This is not just your average David and Goliath story – this is David simultaneously battling more than sixty Goliaths, including some of Boston’s largest and most prestigious law firms, two real estate agencies, two health care conglomerates, a nursing home, a funeral home, a surety bond company, five nurses, a social worker, a doctor, and a fire department captain – all of whom, in one way or another, were (allegedly) complicit in the conspiracy to hasten the end of the Oultons’ lives (the Oultons being the elderly couple in question), and then unlawfully pillaging their entire estate.
In November of 2011, Carol Oulton was admitted to Marlborough Hills Nursing Home to recover from a broken leg, but was overdosed (allegedly) by staff within 24 hours of her arrival, whereupon she was rushed to UMass Memorial Hospital, in a coma. Sarah, who was caring for her dad, Donald, who suffered from dementia, decided that if her mom recovered, she (Sarah) wanted to find her mom a better place to recuperate.
However, the suit alleges, the Oultons’ other three children conspired with Marlborough Hills and their attorneys to force Donald into that facility, as well, and then blocked both Donald and Carol from ever having contact, in any manner, with Sarah or any of their friends. On top of that, they separated the couple – forced them to live apart.
So that was it – they had no way out, no-one to lean on, and no way to get help. That was how this loving couple, married more than fifty years, spent the final year of their lives: alone, isolated, being victimized in every way possible, separated from everything and everyone they had ever known or loved, until their deaths, one year later.

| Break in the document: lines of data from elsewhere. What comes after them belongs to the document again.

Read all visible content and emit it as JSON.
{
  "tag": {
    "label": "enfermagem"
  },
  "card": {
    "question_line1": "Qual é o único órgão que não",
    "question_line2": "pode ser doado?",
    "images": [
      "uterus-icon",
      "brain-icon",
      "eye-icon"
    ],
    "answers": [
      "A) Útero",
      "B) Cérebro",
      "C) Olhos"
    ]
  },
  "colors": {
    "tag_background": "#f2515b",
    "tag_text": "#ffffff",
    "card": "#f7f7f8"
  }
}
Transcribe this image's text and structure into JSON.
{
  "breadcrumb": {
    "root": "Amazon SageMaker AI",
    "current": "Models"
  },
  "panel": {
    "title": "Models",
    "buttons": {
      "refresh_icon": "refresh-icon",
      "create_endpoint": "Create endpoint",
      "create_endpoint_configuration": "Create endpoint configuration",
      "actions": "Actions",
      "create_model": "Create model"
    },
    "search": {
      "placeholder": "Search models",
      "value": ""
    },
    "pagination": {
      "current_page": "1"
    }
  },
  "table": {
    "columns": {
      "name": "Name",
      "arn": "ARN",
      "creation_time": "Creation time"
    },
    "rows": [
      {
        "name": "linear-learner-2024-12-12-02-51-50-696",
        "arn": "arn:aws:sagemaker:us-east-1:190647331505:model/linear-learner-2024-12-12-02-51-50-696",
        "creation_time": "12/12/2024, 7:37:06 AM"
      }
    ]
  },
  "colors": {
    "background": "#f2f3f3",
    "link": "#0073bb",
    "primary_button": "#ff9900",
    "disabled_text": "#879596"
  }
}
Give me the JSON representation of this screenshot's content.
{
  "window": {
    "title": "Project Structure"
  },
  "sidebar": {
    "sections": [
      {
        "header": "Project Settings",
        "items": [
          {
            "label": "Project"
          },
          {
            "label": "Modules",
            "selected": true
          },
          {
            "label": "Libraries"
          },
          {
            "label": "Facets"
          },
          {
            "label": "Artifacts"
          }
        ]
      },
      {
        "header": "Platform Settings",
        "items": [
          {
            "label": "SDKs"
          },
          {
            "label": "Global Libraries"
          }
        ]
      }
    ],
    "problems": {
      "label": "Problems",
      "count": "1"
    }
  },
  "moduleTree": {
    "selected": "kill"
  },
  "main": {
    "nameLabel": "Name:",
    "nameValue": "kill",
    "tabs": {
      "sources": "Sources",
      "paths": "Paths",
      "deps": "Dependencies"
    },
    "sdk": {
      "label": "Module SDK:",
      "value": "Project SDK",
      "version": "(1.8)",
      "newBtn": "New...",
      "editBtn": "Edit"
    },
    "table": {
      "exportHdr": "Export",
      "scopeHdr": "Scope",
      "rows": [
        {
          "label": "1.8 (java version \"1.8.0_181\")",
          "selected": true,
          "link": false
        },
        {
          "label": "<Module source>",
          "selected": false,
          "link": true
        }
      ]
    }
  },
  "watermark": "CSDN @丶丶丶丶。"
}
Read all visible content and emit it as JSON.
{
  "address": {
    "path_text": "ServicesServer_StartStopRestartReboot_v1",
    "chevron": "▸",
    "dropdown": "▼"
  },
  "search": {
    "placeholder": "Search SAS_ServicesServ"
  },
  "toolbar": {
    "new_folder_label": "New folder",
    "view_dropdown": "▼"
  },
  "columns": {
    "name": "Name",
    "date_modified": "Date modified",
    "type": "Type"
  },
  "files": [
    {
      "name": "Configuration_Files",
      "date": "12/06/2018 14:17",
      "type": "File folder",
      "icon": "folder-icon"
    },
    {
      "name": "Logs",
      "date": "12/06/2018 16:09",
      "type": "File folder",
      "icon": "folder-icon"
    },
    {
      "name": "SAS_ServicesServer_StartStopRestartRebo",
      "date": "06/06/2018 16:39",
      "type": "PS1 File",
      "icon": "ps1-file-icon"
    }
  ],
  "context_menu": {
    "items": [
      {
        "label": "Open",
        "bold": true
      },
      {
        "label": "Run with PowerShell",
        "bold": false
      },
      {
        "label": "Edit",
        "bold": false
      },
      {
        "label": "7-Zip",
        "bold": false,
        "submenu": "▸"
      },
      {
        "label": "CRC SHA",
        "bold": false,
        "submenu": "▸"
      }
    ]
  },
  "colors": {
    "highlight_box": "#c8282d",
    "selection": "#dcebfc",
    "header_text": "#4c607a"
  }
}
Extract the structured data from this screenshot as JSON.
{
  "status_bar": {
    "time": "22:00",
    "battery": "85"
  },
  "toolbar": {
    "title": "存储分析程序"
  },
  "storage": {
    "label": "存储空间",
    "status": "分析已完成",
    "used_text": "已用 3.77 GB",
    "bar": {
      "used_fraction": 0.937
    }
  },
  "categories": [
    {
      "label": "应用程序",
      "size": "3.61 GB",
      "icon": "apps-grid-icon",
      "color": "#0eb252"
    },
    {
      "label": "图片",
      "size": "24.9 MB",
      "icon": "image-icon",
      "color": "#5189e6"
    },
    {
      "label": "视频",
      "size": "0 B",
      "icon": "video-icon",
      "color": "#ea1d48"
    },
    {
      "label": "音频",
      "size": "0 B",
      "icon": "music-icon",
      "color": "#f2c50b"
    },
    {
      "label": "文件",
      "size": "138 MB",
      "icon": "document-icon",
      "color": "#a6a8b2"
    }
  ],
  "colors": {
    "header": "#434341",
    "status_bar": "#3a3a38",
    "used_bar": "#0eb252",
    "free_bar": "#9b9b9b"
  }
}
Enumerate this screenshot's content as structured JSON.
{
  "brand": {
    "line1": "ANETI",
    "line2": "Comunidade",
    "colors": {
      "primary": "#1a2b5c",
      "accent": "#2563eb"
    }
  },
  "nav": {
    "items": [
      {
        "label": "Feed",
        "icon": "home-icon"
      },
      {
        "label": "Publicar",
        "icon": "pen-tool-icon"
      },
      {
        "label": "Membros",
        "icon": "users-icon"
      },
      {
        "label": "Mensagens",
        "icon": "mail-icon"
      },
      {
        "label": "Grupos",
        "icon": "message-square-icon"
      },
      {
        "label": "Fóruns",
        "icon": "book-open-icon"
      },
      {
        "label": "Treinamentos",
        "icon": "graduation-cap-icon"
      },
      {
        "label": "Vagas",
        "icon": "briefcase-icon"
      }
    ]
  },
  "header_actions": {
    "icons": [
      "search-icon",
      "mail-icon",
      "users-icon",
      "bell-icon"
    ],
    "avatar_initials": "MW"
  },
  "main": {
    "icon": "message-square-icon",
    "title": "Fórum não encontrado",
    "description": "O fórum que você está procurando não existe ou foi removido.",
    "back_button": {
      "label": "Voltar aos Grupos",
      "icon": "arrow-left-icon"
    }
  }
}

Adding insult to injury, it turned out that the attorney Sarah had hired in pursuit of a conservatorship over her parents (in her failed attempt to rescue them) actually had a prior relationship with two of her siblings — two of the people who were illegally imprisoning her parents! But the attorney never informed her. He took her money but took no action. Instead, he (allegedly) conspired with his prior clients to fraudulently induce Sarah to dismiss the conservatorship petitions.
If all of this is not shocking enough, the defendants then blocked Sarah from attending her parents’ funerals at Christmas of 2012.
Join me, won’t you, in a story of inestimable courage and determination, of love and greed and sorrow and forgiveness and grace and deception and a passionate commitment to be a voice for those who cannot speak out for themselves.